Friday, 23 October 2020

Black History Month - Helping Ugandan Asian refugees in 1972

For Black History Month, we are highlighting the great work done at a national level by Citizens Advice in the past.  The following article was originally published in 2018 by Sue Edwards of Citizens Advice national office.

In August 1972, General Idi Amin, the then president of Uganda, ordered the expulsion of the Asian minority population of Uganda. As many were British citizens, Idi Amin insisted that the UK Government help him with the expulsion. In the end about 30,000 came to the UK.

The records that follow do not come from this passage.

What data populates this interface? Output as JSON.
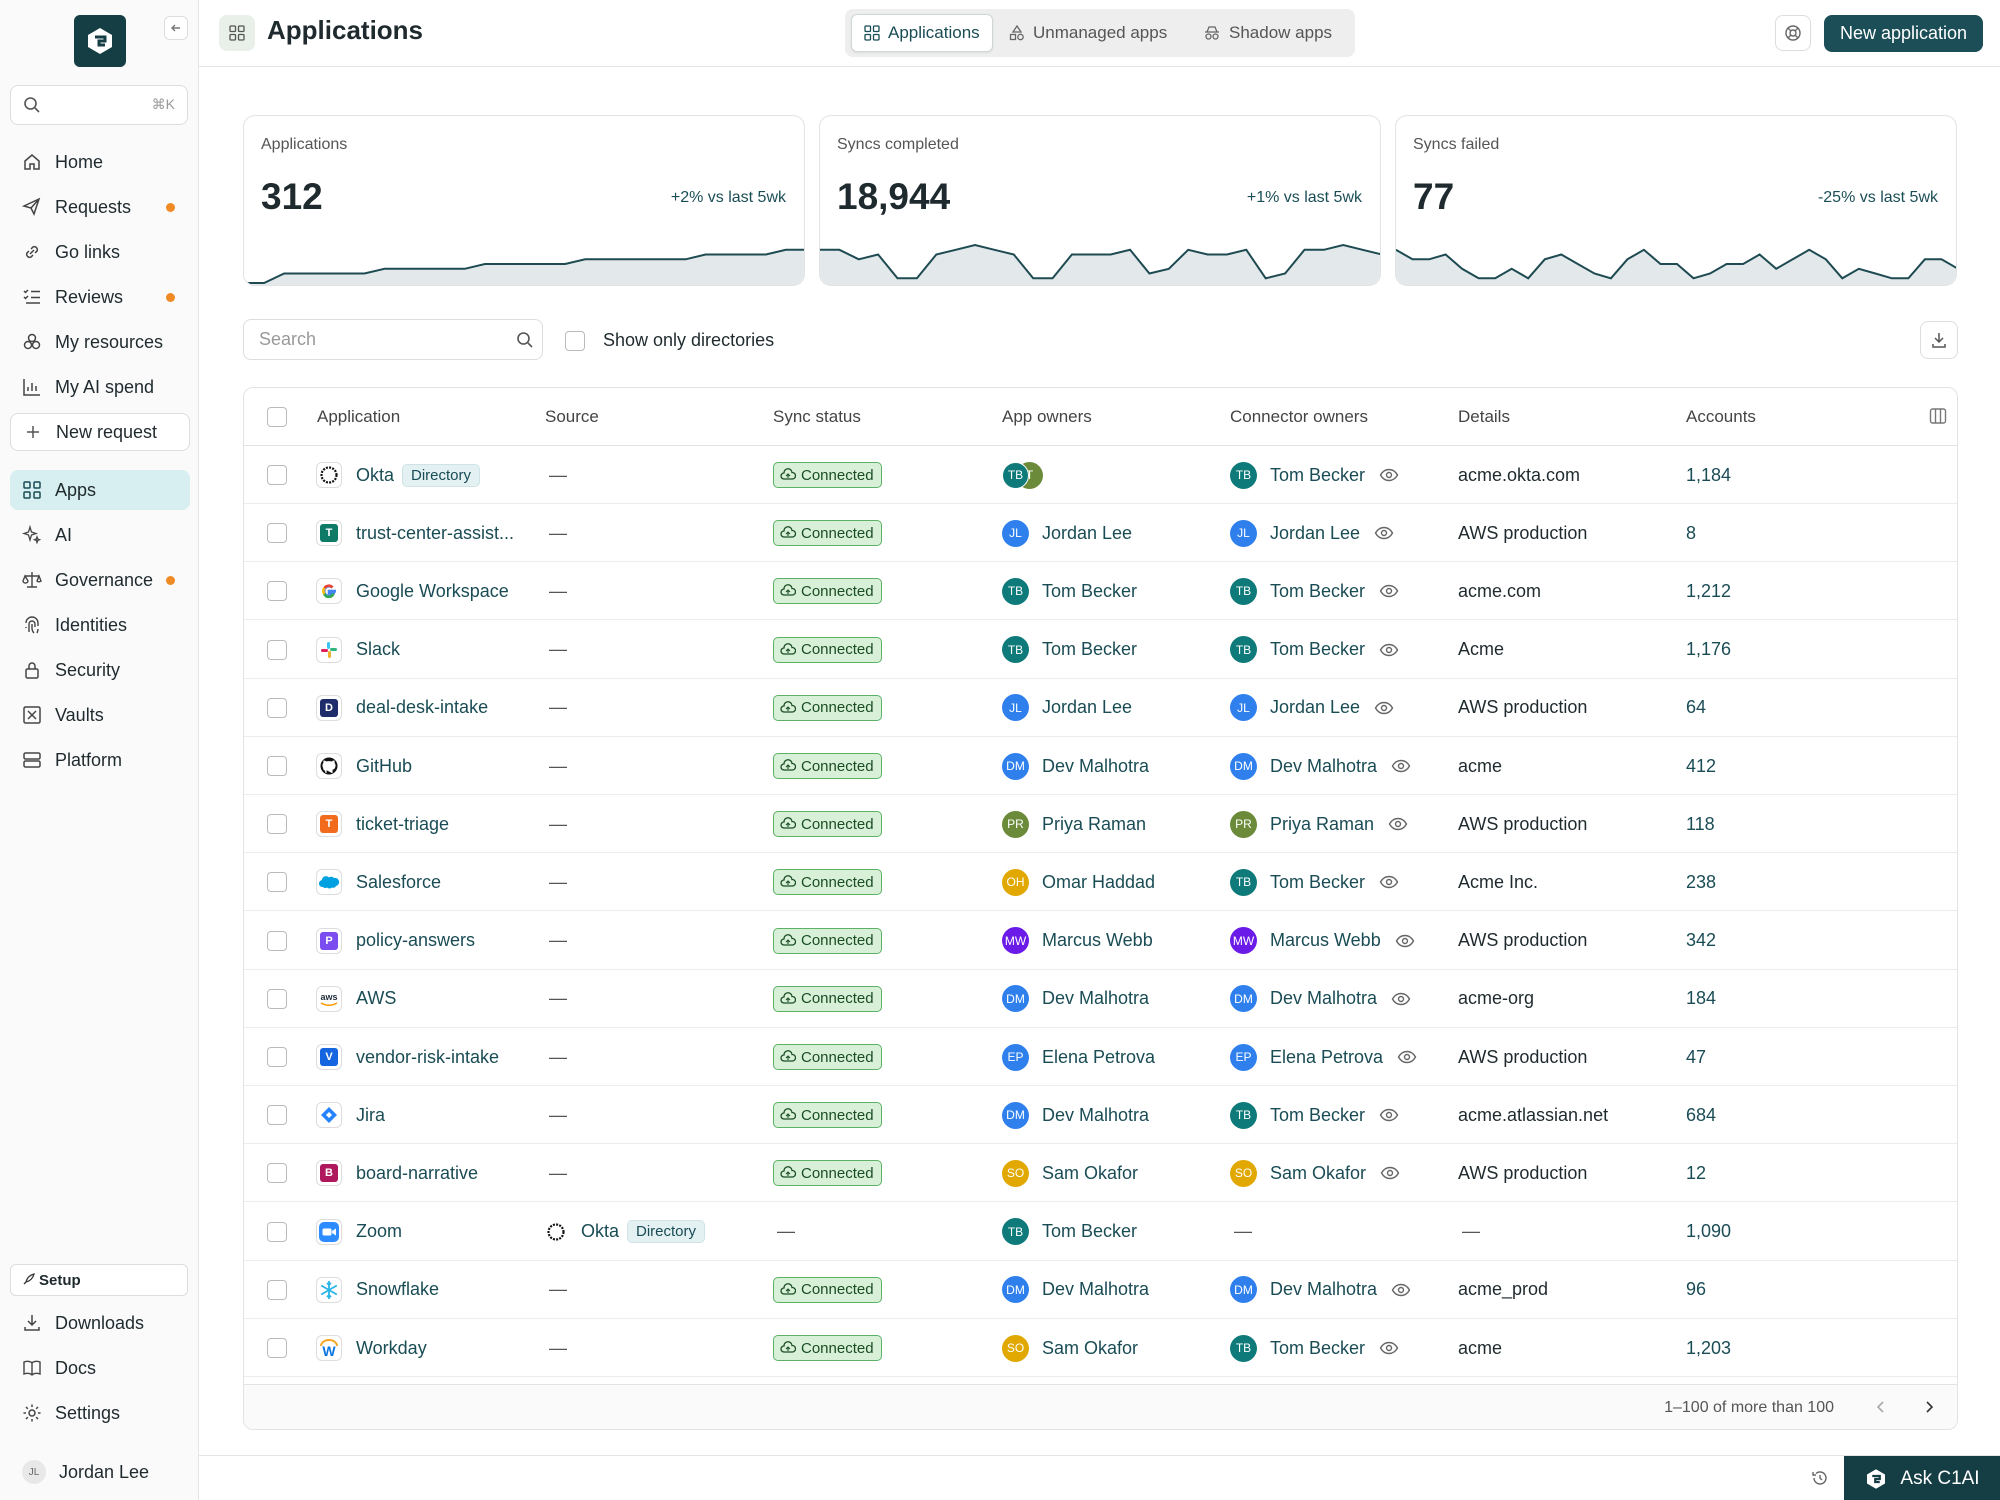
{
  "sidebar": {
    "search_shortcut": "⌘K",
    "nav": [
      {
        "label": "Home",
        "icon": "home-icon"
      },
      {
        "label": "Requests",
        "icon": "send-icon",
        "dot": true
      },
      {
        "label": "Go links",
        "icon": "link-icon"
      },
      {
        "label": "Reviews",
        "icon": "checklist-icon",
        "dot": true
      },
      {
        "label": "My resources",
        "icon": "resources-icon"
      },
      {
        "label": "My AI spend",
        "icon": "chart-icon"
      }
    ],
    "new_request": "New request",
    "nav2": [
      {
        "label": "Apps",
        "icon": "apps-grid-icon",
        "active": true
      },
      {
        "label": "AI",
        "icon": "sparkle-icon"
      },
      {
        "label": "Governance",
        "icon": "scale-icon",
        "dot": true
      },
      {
        "label": "Identities",
        "icon": "fingerprint-icon"
      },
      {
        "label": "Security",
        "icon": "lock-icon"
      },
      {
        "label": "Vaults",
        "icon": "vault-icon"
      },
      {
        "label": "Platform",
        "icon": "server-icon"
      }
    ],
    "setup": "Setup",
    "bottom_nav": [
      {
        "label": "Downloads",
        "icon": "download-icon"
      },
      {
        "label": "Docs",
        "icon": "book-icon"
      },
      {
        "label": "Settings",
        "icon": "gear-icon"
      }
    ],
    "user": {
      "initials": "JL",
      "name": "Jordan Lee"
    }
  },
  "header": {
    "title": "Applications",
    "tabs": [
      {
        "label": "Applications",
        "active": true
      },
      {
        "label": "Unmanaged apps"
      },
      {
        "label": "Shadow apps"
      }
    ],
    "new_button": "New application"
  },
  "cards": [
    {
      "label": "Applications",
      "value": "312",
      "delta": "+2% vs last 5wk",
      "spark": [
        0,
        0,
        2,
        2,
        2,
        2,
        2,
        3,
        3,
        3,
        3,
        3,
        4,
        4,
        4,
        4,
        4,
        5,
        5,
        5,
        5,
        5,
        5,
        6,
        6,
        6,
        6,
        7,
        7
      ]
    },
    {
      "label": "Syncs completed",
      "value": "18,944",
      "delta": "+1% vs last 5wk",
      "spark": [
        7,
        7,
        5,
        6,
        1,
        1,
        6,
        7,
        8,
        7,
        6,
        1,
        1,
        6,
        6,
        6,
        7,
        2,
        3,
        7,
        6,
        6,
        7,
        1,
        2,
        7,
        7,
        8,
        7,
        6
      ]
    },
    {
      "label": "Syncs failed",
      "value": "77",
      "delta": "-25% vs last 5wk",
      "spark": [
        7,
        5,
        5,
        6,
        3,
        1,
        1,
        3,
        1,
        5,
        6,
        4,
        2,
        1,
        5,
        7,
        4,
        4,
        1,
        2,
        4,
        4,
        6,
        3,
        5,
        7,
        5,
        1,
        3,
        2,
        1,
        1,
        5,
        5,
        3
      ]
    }
  ],
  "toolbar": {
    "search_placeholder": "Search",
    "directories_label": "Show only directories"
  },
  "table": {
    "columns": [
      "Application",
      "Source",
      "Sync status",
      "App owners",
      "Connector owners",
      "Details",
      "Accounts"
    ],
    "rows": [
      {
        "app": "Okta",
        "icon": "okta",
        "badge": "Directory",
        "source": "—",
        "status": "Connected",
        "owners": "stack",
        "owner_name": "",
        "owner_initials": "TB",
        "owner_color": "#0f7a7a",
        "conn": "Tom Becker",
        "conn_initials": "TB",
        "conn_color": "#0f7a7a",
        "details": "acme.okta.com",
        "accounts": "1,184"
      },
      {
        "app": "trust-center-assist...",
        "icon": "letter",
        "letter": "T",
        "letter_color": "#0f7b66",
        "badge": "",
        "source": "—",
        "status": "Connected",
        "owner_name": "Jordan Lee",
        "owner_initials": "JL",
        "owner_color": "#2f80ed",
        "conn": "Jordan Lee",
        "conn_initials": "JL",
        "conn_color": "#2f80ed",
        "details": "AWS production",
        "accounts": "8"
      },
      {
        "app": "Google Workspace",
        "icon": "google",
        "badge": "",
        "source": "—",
        "status": "Connected",
        "owner_name": "Tom Becker",
        "owner_initials": "TB",
        "owner_color": "#0f7a7a",
        "conn": "Tom Becker",
        "conn_initials": "TB",
        "conn_color": "#0f7a7a",
        "details": "acme.com",
        "accounts": "1,212"
      },
      {
        "app": "Slack",
        "icon": "slack",
        "badge": "",
        "source": "—",
        "status": "Connected",
        "owner_name": "Tom Becker",
        "owner_initials": "TB",
        "owner_color": "#0f7a7a",
        "conn": "Tom Becker",
        "conn_initials": "TB",
        "conn_color": "#0f7a7a",
        "details": "Acme",
        "accounts": "1,176"
      },
      {
        "app": "deal-desk-intake",
        "icon": "letter",
        "letter": "D",
        "letter_color": "#1e2c6b",
        "badge": "",
        "source": "—",
        "status": "Connected",
        "owner_name": "Jordan Lee",
        "owner_initials": "JL",
        "owner_color": "#2f80ed",
        "conn": "Jordan Lee",
        "conn_initials": "JL",
        "conn_color": "#2f80ed",
        "details": "AWS production",
        "accounts": "64"
      },
      {
        "app": "GitHub",
        "icon": "github",
        "badge": "",
        "source": "—",
        "status": "Connected",
        "owner_name": "Dev Malhotra",
        "owner_initials": "DM",
        "owner_color": "#2f80ed",
        "conn": "Dev Malhotra",
        "conn_initials": "DM",
        "conn_color": "#2f80ed",
        "details": "acme",
        "accounts": "412"
      },
      {
        "app": "ticket-triage",
        "icon": "letter",
        "letter": "T",
        "letter_color": "#f26b1d",
        "badge": "",
        "source": "—",
        "status": "Connected",
        "owner_name": "Priya Raman",
        "owner_initials": "PR",
        "owner_color": "#6b8a3a",
        "conn": "Priya Raman",
        "conn_initials": "PR",
        "conn_color": "#6b8a3a",
        "details": "AWS production",
        "accounts": "118"
      },
      {
        "app": "Salesforce",
        "icon": "salesforce",
        "badge": "",
        "source": "—",
        "status": "Connected",
        "owner_name": "Omar Haddad",
        "owner_initials": "OH",
        "owner_color": "#e0a800",
        "conn": "Tom Becker",
        "conn_initials": "TB",
        "conn_color": "#0f7a7a",
        "details": "Acme Inc.",
        "accounts": "238"
      },
      {
        "app": "policy-answers",
        "icon": "letter",
        "letter": "P",
        "letter_color": "#7b4cf0",
        "badge": "",
        "source": "—",
        "status": "Connected",
        "owner_name": "Marcus Webb",
        "owner_initials": "MW",
        "owner_color": "#6a1be8",
        "conn": "Marcus Webb",
        "conn_initials": "MW",
        "conn_color": "#6a1be8",
        "details": "AWS production",
        "accounts": "342"
      },
      {
        "app": "AWS",
        "icon": "aws",
        "badge": "",
        "source": "—",
        "status": "Connected",
        "owner_name": "Dev Malhotra",
        "owner_initials": "DM",
        "owner_color": "#2f80ed",
        "conn": "Dev Malhotra",
        "conn_initials": "DM",
        "conn_color": "#2f80ed",
        "details": "acme-org",
        "accounts": "184"
      },
      {
        "app": "vendor-risk-intake",
        "icon": "letter",
        "letter": "V",
        "letter_color": "#1565e0",
        "badge": "",
        "source": "—",
        "status": "Connected",
        "owner_name": "Elena Petrova",
        "owner_initials": "EP",
        "owner_color": "#2f80ed",
        "conn": "Elena Petrova",
        "conn_initials": "EP",
        "conn_color": "#2f80ed",
        "details": "AWS production",
        "accounts": "47"
      },
      {
        "app": "Jira",
        "icon": "jira",
        "badge": "",
        "source": "—",
        "status": "Connected",
        "owner_name": "Dev Malhotra",
        "owner_initials": "DM",
        "owner_color": "#2f80ed",
        "conn": "Tom Becker",
        "conn_initials": "TB",
        "conn_color": "#0f7a7a",
        "details": "acme.atlassian.net",
        "accounts": "684"
      },
      {
        "app": "board-narrative",
        "icon": "letter",
        "letter": "B",
        "letter_color": "#b0185e",
        "badge": "",
        "source": "—",
        "status": "Connected",
        "owner_name": "Sam Okafor",
        "owner_initials": "SO",
        "owner_color": "#e0a800",
        "conn": "Sam Okafor",
        "conn_initials": "SO",
        "conn_color": "#e0a800",
        "details": "AWS production",
        "accounts": "12"
      },
      {
        "app": "Zoom",
        "icon": "zoom",
        "badge": "",
        "source": "Okta",
        "source_badge": "Directory",
        "status": "",
        "owner_name": "Tom Becker",
        "owner_initials": "TB",
        "owner_color": "#0f7a7a",
        "conn": "",
        "details": "—",
        "accounts": "1,090"
      },
      {
        "app": "Snowflake",
        "icon": "snowflake",
        "badge": "",
        "source": "—",
        "status": "Connected",
        "owner_name": "Dev Malhotra",
        "owner_initials": "DM",
        "owner_color": "#2f80ed",
        "conn": "Dev Malhotra",
        "conn_initials": "DM",
        "conn_color": "#2f80ed",
        "details": "acme_prod",
        "accounts": "96"
      },
      {
        "app": "Workday",
        "icon": "workday",
        "badge": "",
        "source": "—",
        "status": "Connected",
        "owner_name": "Sam Okafor",
        "owner_initials": "SO",
        "owner_color": "#e0a800",
        "conn": "Tom Becker",
        "conn_initials": "TB",
        "conn_color": "#0f7a7a",
        "details": "acme",
        "accounts": "1,203"
      }
    ],
    "pagination": "1–100 of more than 100"
  },
  "bottom": {
    "ask_label": "Ask C1AI"
  },
  "colors": {
    "brand": "#143d44",
    "accent": "#1b4e56",
    "dot": "#f08a24",
    "status_bg": "#d8f0d8"
  }
}
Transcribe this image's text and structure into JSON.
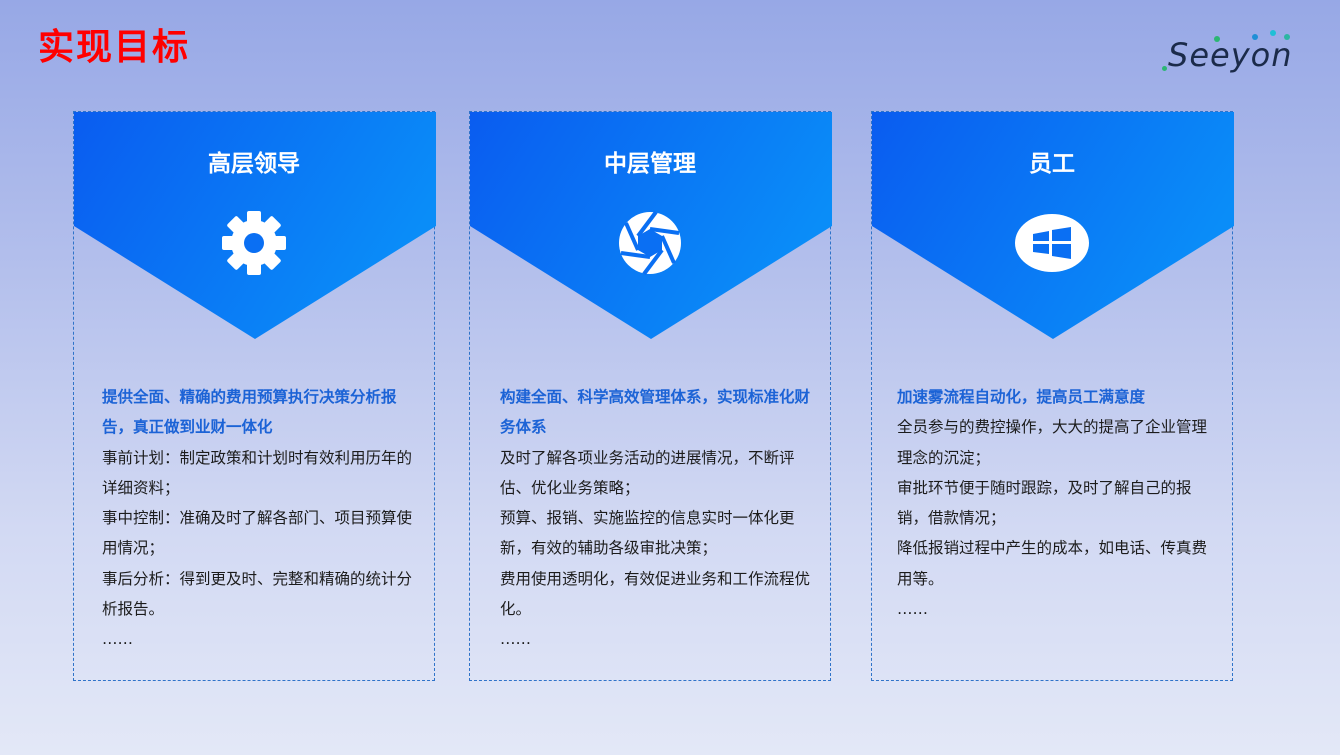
{
  "page": {
    "title": "实现目标"
  },
  "logo": {
    "text": "Seeyon"
  },
  "colors": {
    "title_red": "#ff0000",
    "card_blue_start": "#0a5cf0",
    "card_blue_end": "#0a8df8",
    "headline_blue": "#1c63d6",
    "border_blue": "#2f73c9"
  },
  "cards": [
    {
      "title": "高层领导",
      "icon": "gear-icon",
      "headline": "提供全面、精确的费用预算执行决策分析报告，真正做到业财一体化",
      "lines": [
        "事前计划：制定政策和计划时有效利用历年的详细资料；",
        "事中控制：准确及时了解各部门、项目预算使用情况；",
        "事后分析：得到更及时、完整和精确的统计分析报告。",
        "……"
      ]
    },
    {
      "title": "中层管理",
      "icon": "aperture-icon",
      "headline": "构建全面、科学高效管理体系，实现标准化财务体系",
      "lines": [
        "及时了解各项业务活动的进展情况，不断评估、优化业务策略；",
        "预算、报销、实施监控的信息实时一体化更新，有效的辅助各级审批决策；",
        "费用使用透明化，有效促进业务和工作流程优化。",
        "……"
      ]
    },
    {
      "title": "员工",
      "icon": "windows-icon",
      "headline": "加速雾流程自动化，提高员工满意度",
      "lines": [
        "全员参与的费控操作，大大的提高了企业管理理念的沉淀；",
        "审批环节便于随时跟踪，及时了解自己的报销，借款情况；",
        "降低报销过程中产生的成本，如电话、传真费用等。",
        "……"
      ]
    }
  ]
}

We were asked to help meet planeloads of refugees at Stansted Airport to help them with documentation and ensure that they had a roof over their head. The first flight, which arrived on 17 September 1972, was full of people who had been subjected to harassment, maltreatment and theft on the way to Entebbe airport. They were in a state of shock when they landed.

During the first days over half of the refugees arrived with the intention of proceeding to private destinations and the CAB teams had to find out whether families could be collected, if they had enough money for fares and enough English to enable them to travel independently. Most of the planes arrived in the early hours of the morning and many of them were full of people who were in a state of shock, so it was hard and stressful work.

For example,CAB workers had to meet people from a plane which had been loaded with passengers and luggage at Entebbe when the Ugandan authorities objected to something concerning the last family who should have joined the flight. All the passengers and luggage were taken off the plane and searched again with consequent delay. On another occasion the women and children were all put on one plane and the men were held and then put on a second plane, with the result that the women were completely hysterical with fear on their arrival.

One of the CAB workers who helped at Stansted said, "These were people who had been frightened and intimidated, lost their homes and possessions, often their businesses and livelihoods, many even told of being stripped of their personal jewelry. We tried to make the bureaucratic process as human and as friendly as possible - just CAB on a large and concentrated scale.”

Many refugees ended up in resettlement camps where other CAB workers were involved when they arrived. CAB workers in camps in Lincolnshire found most urgent need was for maps. “These people had been snatched from their homes, transported across continents, bundled into coaches and trains, and now they wanted to know where they were!” British Rail supplied rail maps - useful for workers to point out relative position of camps and where their relatives might be living.